■ **Problem details**
For the records below, give the number of lines in which "icon" appears, and add nothing else.

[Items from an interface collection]
────────────────────

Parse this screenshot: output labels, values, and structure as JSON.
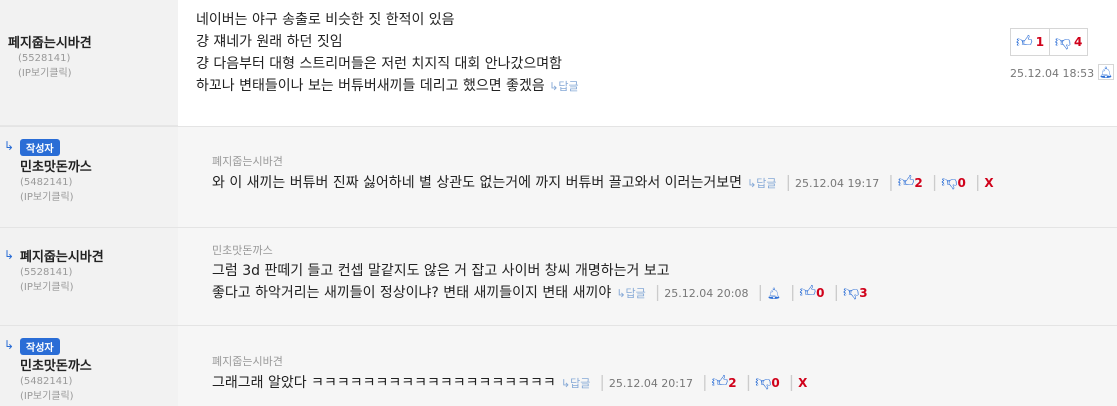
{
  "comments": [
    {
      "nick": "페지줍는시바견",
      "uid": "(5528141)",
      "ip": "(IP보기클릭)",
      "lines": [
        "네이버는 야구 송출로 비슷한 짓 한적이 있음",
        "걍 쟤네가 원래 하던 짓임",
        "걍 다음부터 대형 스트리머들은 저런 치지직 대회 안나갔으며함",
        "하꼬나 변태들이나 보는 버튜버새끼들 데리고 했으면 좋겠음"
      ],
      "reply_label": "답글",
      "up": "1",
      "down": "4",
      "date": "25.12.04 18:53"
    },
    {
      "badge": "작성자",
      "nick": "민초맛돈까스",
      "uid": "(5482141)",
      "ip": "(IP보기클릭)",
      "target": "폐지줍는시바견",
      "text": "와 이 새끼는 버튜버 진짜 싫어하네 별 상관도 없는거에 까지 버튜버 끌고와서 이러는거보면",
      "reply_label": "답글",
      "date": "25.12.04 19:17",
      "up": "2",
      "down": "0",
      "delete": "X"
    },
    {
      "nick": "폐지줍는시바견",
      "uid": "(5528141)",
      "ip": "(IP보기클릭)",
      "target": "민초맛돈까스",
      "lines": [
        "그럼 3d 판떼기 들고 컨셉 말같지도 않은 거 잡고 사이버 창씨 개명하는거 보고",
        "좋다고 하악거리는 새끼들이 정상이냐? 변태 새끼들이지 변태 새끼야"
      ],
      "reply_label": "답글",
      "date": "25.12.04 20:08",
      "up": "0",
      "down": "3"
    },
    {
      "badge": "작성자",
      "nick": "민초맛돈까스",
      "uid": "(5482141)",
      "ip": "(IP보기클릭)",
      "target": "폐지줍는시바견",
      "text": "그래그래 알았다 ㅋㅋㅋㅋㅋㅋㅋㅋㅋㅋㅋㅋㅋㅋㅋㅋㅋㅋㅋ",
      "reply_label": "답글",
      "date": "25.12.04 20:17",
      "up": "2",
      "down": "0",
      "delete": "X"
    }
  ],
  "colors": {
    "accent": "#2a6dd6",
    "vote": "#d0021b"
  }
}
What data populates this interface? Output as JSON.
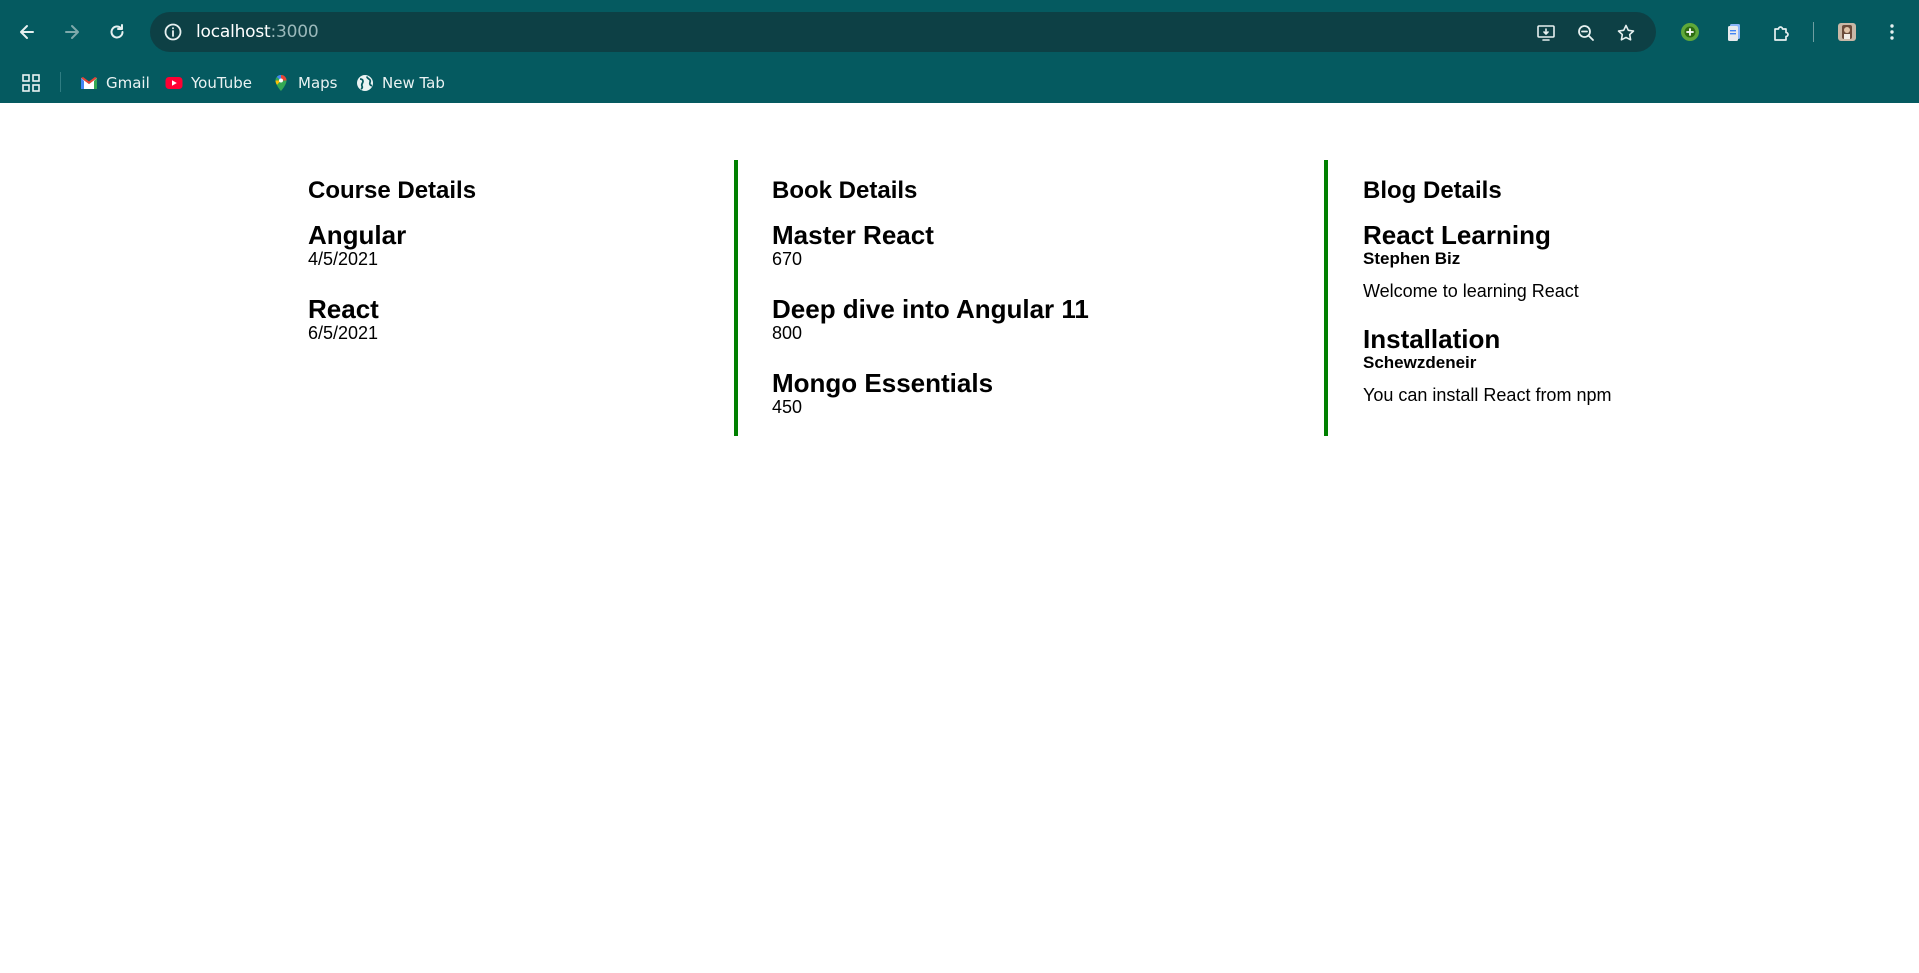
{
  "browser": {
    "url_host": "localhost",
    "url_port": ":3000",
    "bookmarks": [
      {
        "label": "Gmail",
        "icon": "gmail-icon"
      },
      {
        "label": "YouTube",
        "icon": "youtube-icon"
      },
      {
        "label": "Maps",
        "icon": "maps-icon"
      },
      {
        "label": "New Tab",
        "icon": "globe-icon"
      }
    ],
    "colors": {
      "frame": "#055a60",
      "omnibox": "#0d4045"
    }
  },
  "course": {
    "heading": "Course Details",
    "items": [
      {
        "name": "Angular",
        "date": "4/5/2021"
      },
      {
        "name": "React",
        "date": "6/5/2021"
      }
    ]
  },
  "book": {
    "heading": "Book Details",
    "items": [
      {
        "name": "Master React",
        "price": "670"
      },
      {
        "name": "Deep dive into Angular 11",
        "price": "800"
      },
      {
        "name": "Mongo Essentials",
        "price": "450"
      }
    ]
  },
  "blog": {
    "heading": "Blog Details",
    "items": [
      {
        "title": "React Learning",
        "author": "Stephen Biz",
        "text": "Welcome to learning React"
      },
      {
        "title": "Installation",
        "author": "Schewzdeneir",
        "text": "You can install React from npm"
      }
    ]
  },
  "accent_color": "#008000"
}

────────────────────

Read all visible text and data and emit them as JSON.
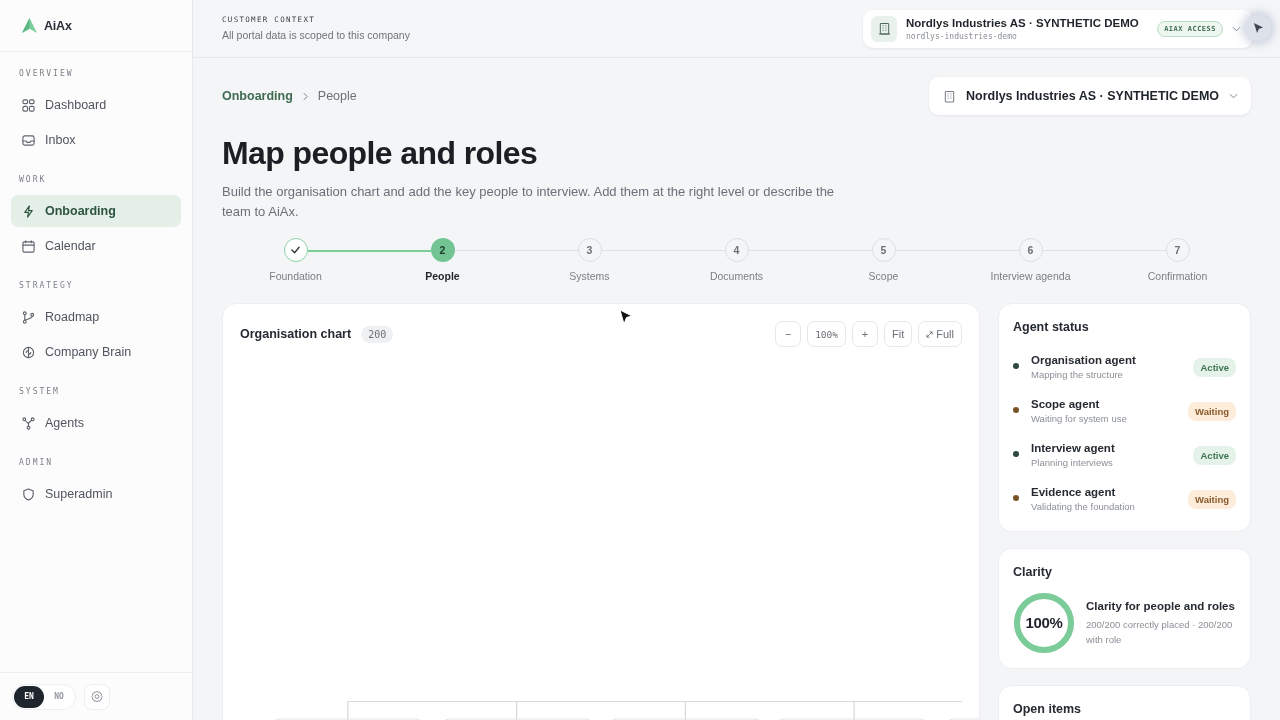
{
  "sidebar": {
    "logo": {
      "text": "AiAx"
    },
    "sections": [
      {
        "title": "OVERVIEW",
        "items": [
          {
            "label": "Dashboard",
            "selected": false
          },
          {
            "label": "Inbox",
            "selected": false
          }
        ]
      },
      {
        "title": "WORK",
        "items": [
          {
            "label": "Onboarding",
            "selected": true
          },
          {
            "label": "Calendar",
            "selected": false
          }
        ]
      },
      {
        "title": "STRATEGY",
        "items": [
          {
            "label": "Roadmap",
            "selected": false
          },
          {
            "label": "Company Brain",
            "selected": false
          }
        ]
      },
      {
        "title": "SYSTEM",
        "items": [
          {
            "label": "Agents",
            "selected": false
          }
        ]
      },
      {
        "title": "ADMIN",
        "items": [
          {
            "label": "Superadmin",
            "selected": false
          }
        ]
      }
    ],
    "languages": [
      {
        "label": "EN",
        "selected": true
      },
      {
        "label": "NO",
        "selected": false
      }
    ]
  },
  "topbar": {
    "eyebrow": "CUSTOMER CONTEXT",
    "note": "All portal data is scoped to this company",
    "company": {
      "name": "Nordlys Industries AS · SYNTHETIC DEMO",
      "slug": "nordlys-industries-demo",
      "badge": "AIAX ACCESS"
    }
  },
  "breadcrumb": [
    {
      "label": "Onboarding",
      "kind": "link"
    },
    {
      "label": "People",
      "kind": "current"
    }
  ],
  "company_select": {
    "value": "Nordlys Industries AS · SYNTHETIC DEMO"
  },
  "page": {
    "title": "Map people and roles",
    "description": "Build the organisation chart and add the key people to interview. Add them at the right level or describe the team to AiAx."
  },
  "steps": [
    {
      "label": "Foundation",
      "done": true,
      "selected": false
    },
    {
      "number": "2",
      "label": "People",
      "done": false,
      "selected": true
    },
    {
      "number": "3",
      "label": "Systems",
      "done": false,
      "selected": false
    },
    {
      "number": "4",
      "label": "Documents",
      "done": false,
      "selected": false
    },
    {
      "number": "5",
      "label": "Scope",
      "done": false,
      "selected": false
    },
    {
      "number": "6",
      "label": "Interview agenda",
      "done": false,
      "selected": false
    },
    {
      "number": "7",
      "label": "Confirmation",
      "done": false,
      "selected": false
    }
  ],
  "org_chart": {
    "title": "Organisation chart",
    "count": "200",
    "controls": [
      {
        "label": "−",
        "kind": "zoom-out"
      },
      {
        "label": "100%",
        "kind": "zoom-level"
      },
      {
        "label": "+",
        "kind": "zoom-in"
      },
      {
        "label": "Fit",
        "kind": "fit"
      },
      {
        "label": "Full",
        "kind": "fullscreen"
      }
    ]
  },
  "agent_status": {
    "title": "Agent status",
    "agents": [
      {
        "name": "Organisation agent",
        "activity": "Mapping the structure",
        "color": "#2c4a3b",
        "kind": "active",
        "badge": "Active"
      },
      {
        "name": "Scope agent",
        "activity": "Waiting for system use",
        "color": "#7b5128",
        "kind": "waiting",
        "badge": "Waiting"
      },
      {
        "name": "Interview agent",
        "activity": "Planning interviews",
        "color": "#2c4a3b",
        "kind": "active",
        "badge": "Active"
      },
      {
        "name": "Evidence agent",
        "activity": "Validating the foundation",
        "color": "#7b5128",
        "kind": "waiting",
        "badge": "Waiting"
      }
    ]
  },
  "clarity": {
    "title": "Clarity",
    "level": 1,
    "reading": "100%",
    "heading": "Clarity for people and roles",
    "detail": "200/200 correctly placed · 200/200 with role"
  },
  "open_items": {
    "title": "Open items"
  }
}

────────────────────

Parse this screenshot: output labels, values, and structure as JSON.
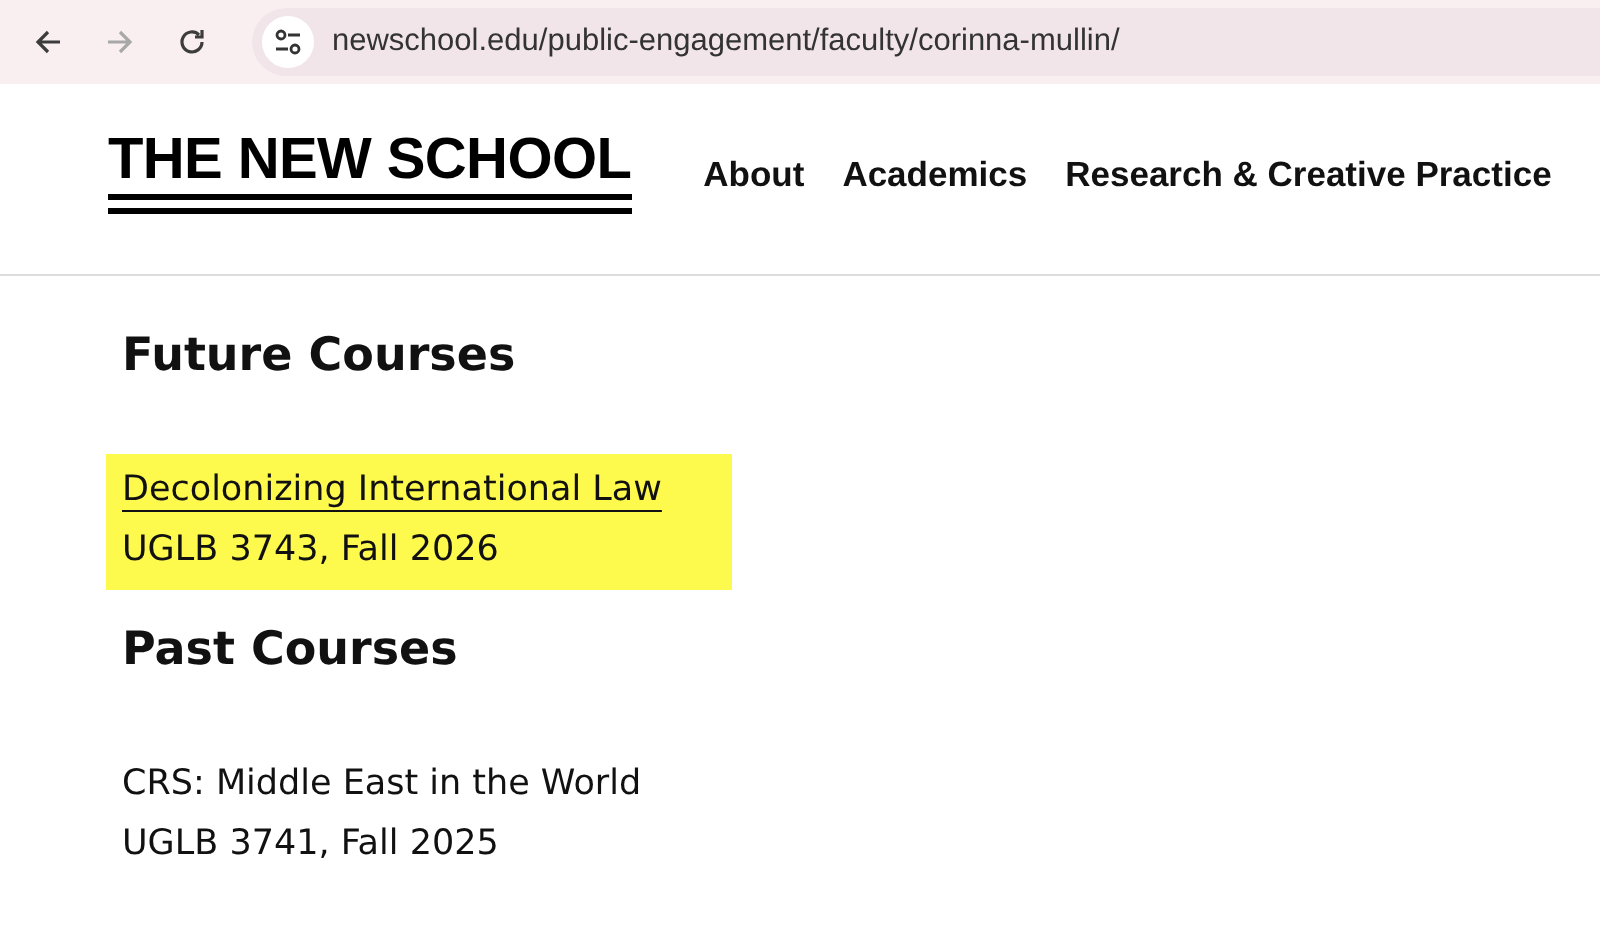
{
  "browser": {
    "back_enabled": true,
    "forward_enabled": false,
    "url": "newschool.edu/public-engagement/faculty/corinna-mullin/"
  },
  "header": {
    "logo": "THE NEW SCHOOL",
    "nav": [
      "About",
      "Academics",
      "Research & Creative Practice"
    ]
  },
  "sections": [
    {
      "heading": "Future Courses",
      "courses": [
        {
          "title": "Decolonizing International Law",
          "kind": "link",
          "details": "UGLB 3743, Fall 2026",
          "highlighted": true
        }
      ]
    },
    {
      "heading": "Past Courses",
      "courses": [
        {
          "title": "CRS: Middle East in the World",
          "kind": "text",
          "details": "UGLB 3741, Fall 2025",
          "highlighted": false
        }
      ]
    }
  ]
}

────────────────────

■ **Response box**
4